● Study material:
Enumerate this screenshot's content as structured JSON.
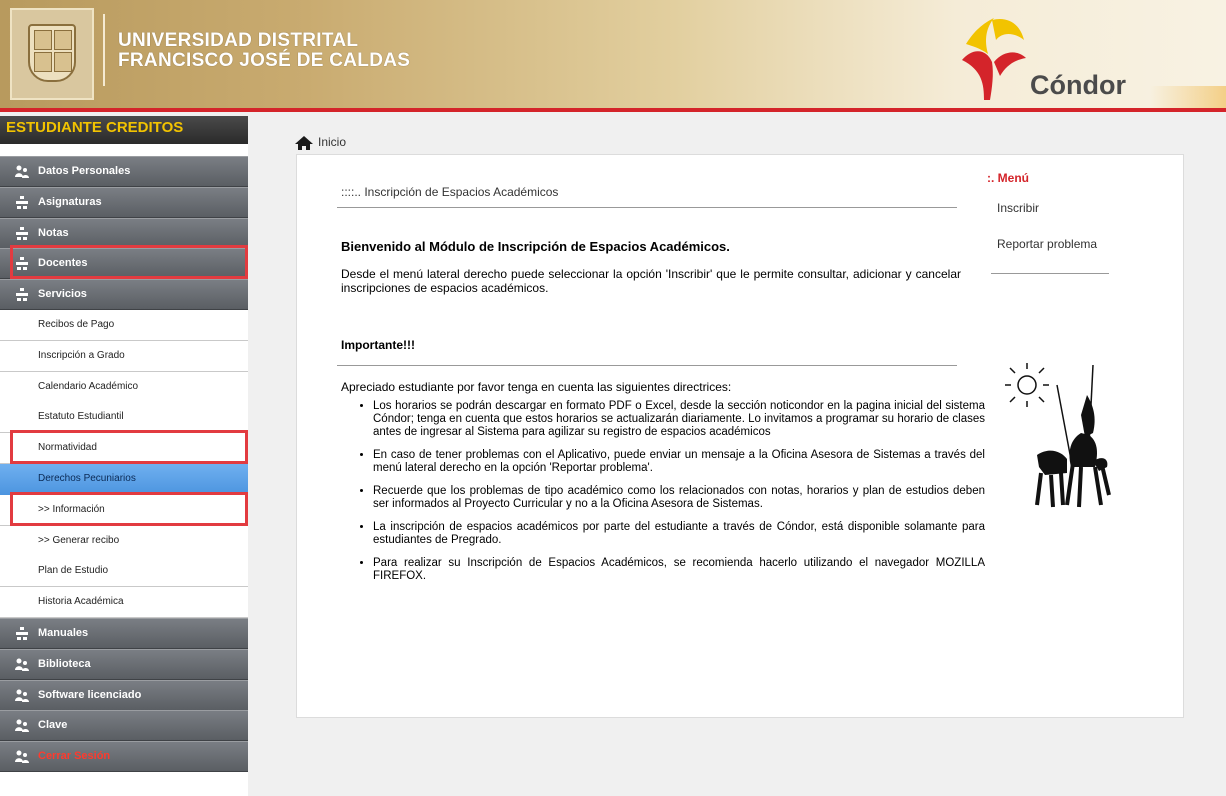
{
  "header": {
    "university_line1": "UNIVERSIDAD DISTRITAL",
    "university_line2": "FRANCISCO JOSÉ DE CALDAS",
    "app_name": "Cóndor",
    "brand_red": "#d4242a",
    "brand_yellow": "#f2c300"
  },
  "sidebar": {
    "title": "ESTUDIANTE CREDITOS",
    "items": [
      {
        "label": "Datos Personales",
        "type": "main",
        "icon": "user-group-icon"
      },
      {
        "label": "Asignaturas",
        "type": "main",
        "icon": "tree-icon"
      },
      {
        "label": "Notas",
        "type": "main",
        "icon": "tree-icon"
      },
      {
        "label": "Docentes",
        "type": "main",
        "icon": "tree-icon",
        "highlighted": true
      },
      {
        "label": "Servicios",
        "type": "main",
        "icon": "tree-icon"
      },
      {
        "label": "Recibos de Pago",
        "type": "sub"
      },
      {
        "label": "Inscripción a Grado",
        "type": "sub"
      },
      {
        "label": "Calendario Académico",
        "type": "sub"
      },
      {
        "label": "Estatuto Estudiantil",
        "type": "sub"
      },
      {
        "label": "Normatividad",
        "type": "sub",
        "highlighted": true
      },
      {
        "label": "Derechos Pecuniarios",
        "type": "sub",
        "active": true
      },
      {
        "label": ">> Información",
        "type": "sub",
        "highlighted": true
      },
      {
        "label": ">> Generar recibo",
        "type": "sub"
      },
      {
        "label": "Plan de Estudio",
        "type": "sub"
      },
      {
        "label": "Historia Académica",
        "type": "sub"
      },
      {
        "label": "Manuales",
        "type": "main",
        "icon": "tree-icon"
      },
      {
        "label": "Biblioteca",
        "type": "main",
        "icon": "user-group-icon"
      },
      {
        "label": "Software licenciado",
        "type": "main",
        "icon": "user-group-icon"
      },
      {
        "label": "Clave",
        "type": "main",
        "icon": "user-group-icon"
      },
      {
        "label": "Cerrar Sesión",
        "type": "main",
        "icon": "user-group-icon",
        "logout": true
      }
    ]
  },
  "breadcrumb": {
    "label": "Inicio",
    "icon": "home-icon"
  },
  "main": {
    "title": "::::.. Inscripción de Espacios Académicos",
    "welcome": "Bienvenido al Módulo de Inscripción de Espacios Académicos.",
    "intro": "Desde el menú lateral derecho puede seleccionar la opción 'Inscribir' que le permite consultar, adicionar y cancelar inscripciones de espacios académicos.",
    "important_title": "Importante!!!",
    "directrices": "Apreciado estudiante por favor tenga en cuenta las siguientes directrices:",
    "bullets": [
      "Los horarios se podrán descargar en formato PDF o Excel, desde la sección noticondor en la pagina inicial del sistema Cóndor; tenga en cuenta que estos horarios se actualizarán diariamente. Lo invitamos a programar su horario de clases antes de ingresar al Sistema para agilizar su registro de espacios académicos",
      "En caso de tener problemas con el Aplicativo, puede enviar un mensaje a la Oficina Asesora de Sistemas a través del menú lateral derecho en la opción 'Reportar problema'.",
      "Recuerde que los problemas de tipo académico como los relacionados con notas, horarios y plan de estudios deben ser informados al Proyecto Curricular y no a la Oficina Asesora de Sistemas.",
      "La inscripción de espacios académicos por parte del estudiante a través de Cóndor, está disponible solamante para estudiantes de Pregrado.",
      "Para realizar su Inscripción de Espacios Académicos, se recomienda hacerlo utilizando el navegador MOZILLA FIREFOX."
    ]
  },
  "right_menu": {
    "title": ":. Menú",
    "links": [
      "Inscribir",
      "Reportar problema"
    ]
  }
}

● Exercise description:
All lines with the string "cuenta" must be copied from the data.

● Output of the exercise:
    "directrices": "Apreciado estudiante por favor tenga en cuenta las siguientes directrices:",
      "Los horarios se podrán descargar en formato PDF o Excel, desde la sección noticondor en la pagina inicial del sistema Cóndor; tenga en cuenta que estos horarios se actualizarán diariamente. Lo invitamos a programar su horario de clases antes de ingresar al Sistema para agilizar su registro de espacios académicos",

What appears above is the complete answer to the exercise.